One source of this success, Diaz-Maroto, says, was discovering that it worked much better to approach transformation in stages. “We went through three complete structural and organizational changes, basically one a year, each time staying focused on one clear message.”
The first year it was Lean, with an emphasis on removing impediments and reducing waste. The second year, it was reducing dependencies, identifying silos and waiting times, and reorganizing to avoid them. And the third year it was continuous feedback from the customer.
“I realized you have to do things one by one; if you try to give too many messages or talk about too many things, the organization becomes confused. It’s much more organic to introduce change one step at a time.”
He also realized the importance of two key tenets of Agile leadership: “One is the message of continuous improvement, the other is that we as leaders have to be part of the change.”
Moving up to become chair of ING’s Agile expert groups, Diaz-Maroto brought Agile transformation to 16 countries, including France, Germany, Austria, Poland, India, and Turkey.
Since leaving ING in 2013, Diaz-Maroto has worked with a wide range of clients, including eBay, Roche Pharmaceuticals, the interactive game company King, Banco de Chile, and Toyota. “Yes, that was pretty funny, explaining Lean to the Lean guys,” he says, laughing. Most recently he’s been working with Falabella, the biggest retailer in South America.
The CAL program
from Scrum Alliance®
, which launched in spring and summer 2016, aims to develop Agile leadership competency, maturity, and effectiveness through an education- and practice-based program. As a Scrum Alliance-approved CAL Educator, Diaz-Maroto is excited about the opportunity to work within the program’s well-developed framework, while also basing his unique approach on his past experiences with clients around the world and on feedback from those he’s taken through CAL and corporate training.
“I tell my students, the first thing a leader needs to understand is the context of Agile. Why does it make sense now?” he asks. The answer, he says, is rooted in the idea of a “third industrial revolution” that today is requiring companies and businesses to excel in continual customization.
“It’s not the same thing to produce a suit in a factory as it is to tailor it for the customer,” he says. “You need the customer to be there, coming in often to take measurements, give you specifications, and have interactions about what he wants.
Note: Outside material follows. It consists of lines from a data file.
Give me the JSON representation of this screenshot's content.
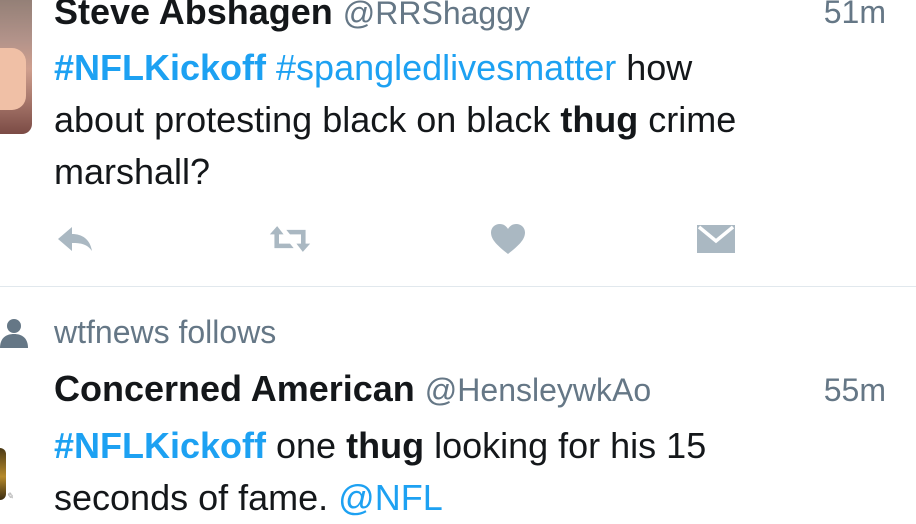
{
  "tweets": [
    {
      "name": "Steve Abshagen",
      "handle": "@RRShaggy",
      "time": "51m",
      "line1": {
        "h1": "#NFLKickoff",
        "sp1": " ",
        "h2": "#spangledlivesmatter",
        "rest": " how"
      },
      "line2": {
        "pre": "about protesting black on black ",
        "bold": "thug",
        "post": " crime"
      },
      "line3": "marshall?"
    },
    {
      "context": "wtfnews follows",
      "name": "Concerned American",
      "handle": "@HensleywkAo",
      "time": "55m",
      "line1": {
        "h1": "#NFLKickoff",
        "pre": " one ",
        "bold": "thug",
        "post": " looking for his 15"
      },
      "line2": {
        "pre": "seconds of fame. ",
        "mention": "@NFL"
      }
    }
  ],
  "icons": {
    "reply": "reply-icon",
    "retweet": "retweet-icon",
    "like": "heart-icon",
    "message": "envelope-icon",
    "follows": "person-icon"
  },
  "colors": {
    "link": "#1da1f2",
    "secondary": "#657786",
    "icon": "#aab8c2",
    "text": "#14171a",
    "divider": "#e1e8ed"
  }
}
That type of customization requires a different type of organizational thinking.”
Referring once again to his dance-floor process, Diaz-Maroto says physically walking through the steps of “complexity thinking” helps leaders conceptualize this interaction between process, structure, and culture. “I call it dancing because it involves connecting all these dots, and it’s a kind of dance.”
Thanks to Diaz-Maroto’s extensive experience training leaders in so many different countries, he has also learned the importance of tailoring his curriculum to the learning style of his students.
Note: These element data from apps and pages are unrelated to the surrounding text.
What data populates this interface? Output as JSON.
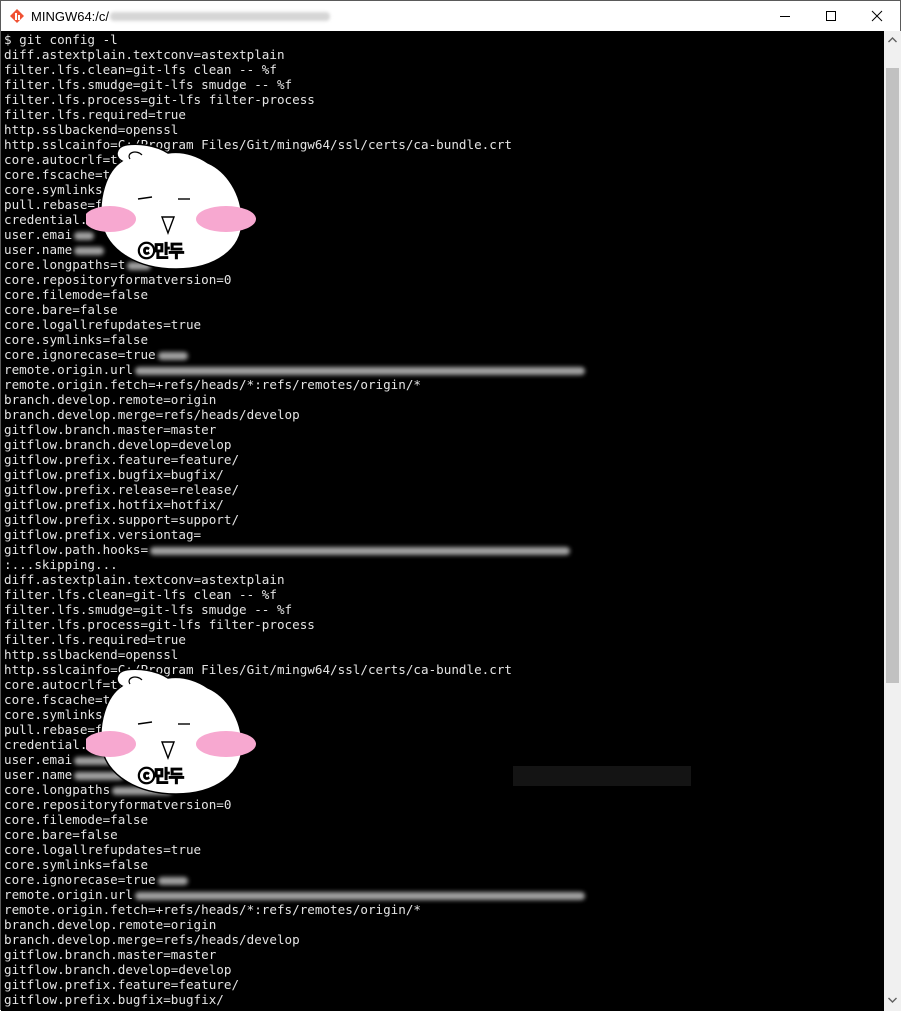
{
  "window": {
    "title": "MINGW64:/c/",
    "controls": {
      "minimize": "─",
      "maximize": "☐",
      "close": "✕"
    }
  },
  "terminal": {
    "lines": [
      "$ git config -l",
      "diff.astextplain.textconv=astextplain",
      "filter.lfs.clean=git-lfs clean -- %f",
      "filter.lfs.smudge=git-lfs smudge -- %f",
      "filter.lfs.process=git-lfs filter-process",
      "filter.lfs.required=true",
      "http.sslbackend=openssl",
      "http.sslcainfo=C:/Program Files/Git/mingw64/ssl/certs/ca-bundle.crt",
      "core.autocrlf=true",
      "core.fscache=true",
      "core.symlinks=false",
      "pull.rebase=false",
      "credential.h",
      "user.emai",
      "user.name",
      "core.longpaths=t",
      "core.repositoryformatversion=0",
      "core.filemode=false",
      "core.bare=false",
      "core.logallrefupdates=true",
      "core.symlinks=false",
      "core.ignorecase=true",
      "remote.origin.url",
      "remote.origin.fetch=+refs/heads/*:refs/remotes/origin/*",
      "branch.develop.remote=origin",
      "branch.develop.merge=refs/heads/develop",
      "gitflow.branch.master=master",
      "gitflow.branch.develop=develop",
      "gitflow.prefix.feature=feature/",
      "gitflow.prefix.bugfix=bugfix/",
      "gitflow.prefix.release=release/",
      "gitflow.prefix.hotfix=hotfix/",
      "gitflow.prefix.support=support/",
      "gitflow.prefix.versiontag=",
      "gitflow.path.hooks=",
      ":...skipping...",
      "diff.astextplain.textconv=astextplain",
      "filter.lfs.clean=git-lfs clean -- %f",
      "filter.lfs.smudge=git-lfs smudge -- %f",
      "filter.lfs.process=git-lfs filter-process",
      "filter.lfs.required=true",
      "http.sslbackend=openssl",
      "http.sslcainfo=C:/Program Files/Git/mingw64/ssl/certs/ca-bundle.crt",
      "core.autocrlf=true",
      "core.fscache=true",
      "core.symlinks=false",
      "pull.rebase=false",
      "credential.h",
      "user.emai",
      "user.name",
      "core.longpaths",
      "core.repositoryformatversion=0",
      "core.filemode=false",
      "core.bare=false",
      "core.logallrefupdates=true",
      "core.symlinks=false",
      "core.ignorecase=true",
      "remote.origin.url",
      "remote.origin.fetch=+refs/heads/*:refs/remotes/origin/*",
      "branch.develop.remote=origin",
      "branch.develop.merge=refs/heads/develop",
      "gitflow.branch.master=master",
      "gitflow.branch.develop=develop",
      "gitflow.prefix.feature=feature/",
      "gitflow.prefix.bugfix=bugfix/"
    ]
  },
  "watermark": {
    "caption": "ⓒ만두"
  },
  "colors": {
    "terminal_bg": "#000000",
    "terminal_fg": "#e4e4e4",
    "blush": "#f7a8d0"
  }
}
“Not every brain works the same way — some people want to have an overview, they enjoy seeing things from space, while other people really enjoy the details,” he says. “They want tools, blueprints, a recipe to follow that will work always.”
For those leaders, he says, it’s important to help them step back and see the importance of on-the-spot flexibility. “If you really want to be a great leader, you need to get skilled at using tools, but first you have to have the ability to think creatively about what tool is best for what task,” he says. “I tell them, ‘If I tell you to use a hammer, then all you can do is hit nails. So I’ll show you the toolbox, but I won’t tell you whether to use a hammer or a saw.’”
You can find numerous videos of his international speaking engagements online, but to really grasp Diaz-Maroto’s ideas and put them into practice, try to experience his dance floor for yourself.